For every line in the records below that holds "JSON", make a copy.

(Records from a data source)
*** Block opens ***
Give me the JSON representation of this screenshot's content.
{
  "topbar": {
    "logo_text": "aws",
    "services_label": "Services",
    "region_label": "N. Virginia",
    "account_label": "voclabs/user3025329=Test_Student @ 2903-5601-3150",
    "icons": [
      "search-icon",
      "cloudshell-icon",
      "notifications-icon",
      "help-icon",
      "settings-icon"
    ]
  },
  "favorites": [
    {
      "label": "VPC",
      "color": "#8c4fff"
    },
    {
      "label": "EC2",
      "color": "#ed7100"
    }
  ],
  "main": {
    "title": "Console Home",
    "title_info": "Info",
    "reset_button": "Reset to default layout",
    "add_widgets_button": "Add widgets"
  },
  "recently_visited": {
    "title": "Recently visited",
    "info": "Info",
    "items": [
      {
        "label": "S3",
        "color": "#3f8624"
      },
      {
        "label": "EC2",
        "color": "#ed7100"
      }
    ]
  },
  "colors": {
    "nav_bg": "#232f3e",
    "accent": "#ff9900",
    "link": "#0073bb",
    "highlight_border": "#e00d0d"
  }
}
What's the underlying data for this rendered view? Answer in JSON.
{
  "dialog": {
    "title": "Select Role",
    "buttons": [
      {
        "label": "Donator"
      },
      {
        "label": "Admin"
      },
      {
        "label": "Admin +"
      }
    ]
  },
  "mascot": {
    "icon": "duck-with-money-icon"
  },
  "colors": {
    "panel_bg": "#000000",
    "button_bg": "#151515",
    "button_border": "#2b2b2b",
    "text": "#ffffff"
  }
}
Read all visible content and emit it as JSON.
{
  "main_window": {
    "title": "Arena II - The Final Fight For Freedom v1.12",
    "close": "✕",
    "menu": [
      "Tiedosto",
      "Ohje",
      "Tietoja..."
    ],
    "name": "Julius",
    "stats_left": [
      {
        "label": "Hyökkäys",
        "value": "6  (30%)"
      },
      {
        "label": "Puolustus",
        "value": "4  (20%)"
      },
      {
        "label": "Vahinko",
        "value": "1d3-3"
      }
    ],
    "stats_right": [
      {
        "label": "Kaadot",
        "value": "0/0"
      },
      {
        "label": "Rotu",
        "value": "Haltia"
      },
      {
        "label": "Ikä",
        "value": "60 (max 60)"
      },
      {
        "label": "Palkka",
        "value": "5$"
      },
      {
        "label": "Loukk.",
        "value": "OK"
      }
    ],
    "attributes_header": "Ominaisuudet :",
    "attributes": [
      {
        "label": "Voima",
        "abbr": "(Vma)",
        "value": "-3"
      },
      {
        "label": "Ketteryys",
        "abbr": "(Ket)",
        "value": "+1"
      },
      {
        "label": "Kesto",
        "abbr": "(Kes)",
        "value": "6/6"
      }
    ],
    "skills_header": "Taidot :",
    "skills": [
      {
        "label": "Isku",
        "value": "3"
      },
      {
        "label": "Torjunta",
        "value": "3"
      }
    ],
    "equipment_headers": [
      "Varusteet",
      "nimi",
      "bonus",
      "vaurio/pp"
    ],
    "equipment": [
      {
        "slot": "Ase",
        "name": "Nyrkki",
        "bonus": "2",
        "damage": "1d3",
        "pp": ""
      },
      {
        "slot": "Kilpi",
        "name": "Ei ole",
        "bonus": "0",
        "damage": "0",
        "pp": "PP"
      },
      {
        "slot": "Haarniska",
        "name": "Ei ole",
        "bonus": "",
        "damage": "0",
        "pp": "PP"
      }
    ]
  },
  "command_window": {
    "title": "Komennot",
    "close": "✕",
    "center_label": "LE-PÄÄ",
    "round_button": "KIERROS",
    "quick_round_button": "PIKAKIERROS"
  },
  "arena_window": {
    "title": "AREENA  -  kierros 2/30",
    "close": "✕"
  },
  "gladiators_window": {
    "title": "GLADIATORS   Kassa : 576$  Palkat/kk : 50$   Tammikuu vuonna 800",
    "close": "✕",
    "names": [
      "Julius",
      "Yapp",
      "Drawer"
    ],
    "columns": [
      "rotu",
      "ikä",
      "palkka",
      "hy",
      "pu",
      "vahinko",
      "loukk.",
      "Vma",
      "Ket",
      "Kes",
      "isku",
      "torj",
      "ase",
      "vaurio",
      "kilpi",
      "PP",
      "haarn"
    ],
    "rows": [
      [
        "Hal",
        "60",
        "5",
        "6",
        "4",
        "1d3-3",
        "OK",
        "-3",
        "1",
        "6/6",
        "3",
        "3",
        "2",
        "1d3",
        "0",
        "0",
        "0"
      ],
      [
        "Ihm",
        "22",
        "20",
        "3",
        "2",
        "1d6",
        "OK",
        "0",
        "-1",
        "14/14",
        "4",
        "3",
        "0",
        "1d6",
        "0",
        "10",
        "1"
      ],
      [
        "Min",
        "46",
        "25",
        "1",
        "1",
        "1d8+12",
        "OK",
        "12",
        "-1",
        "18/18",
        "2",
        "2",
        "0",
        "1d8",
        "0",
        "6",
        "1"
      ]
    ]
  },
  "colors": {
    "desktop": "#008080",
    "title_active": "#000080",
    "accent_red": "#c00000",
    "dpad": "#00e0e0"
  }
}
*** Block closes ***
Output of the task -
Give me the JSON representation of this screenshot's content.
What's the underlying data for this rendered view? Answer in JSON.
Read all visible content and emit it as JSON.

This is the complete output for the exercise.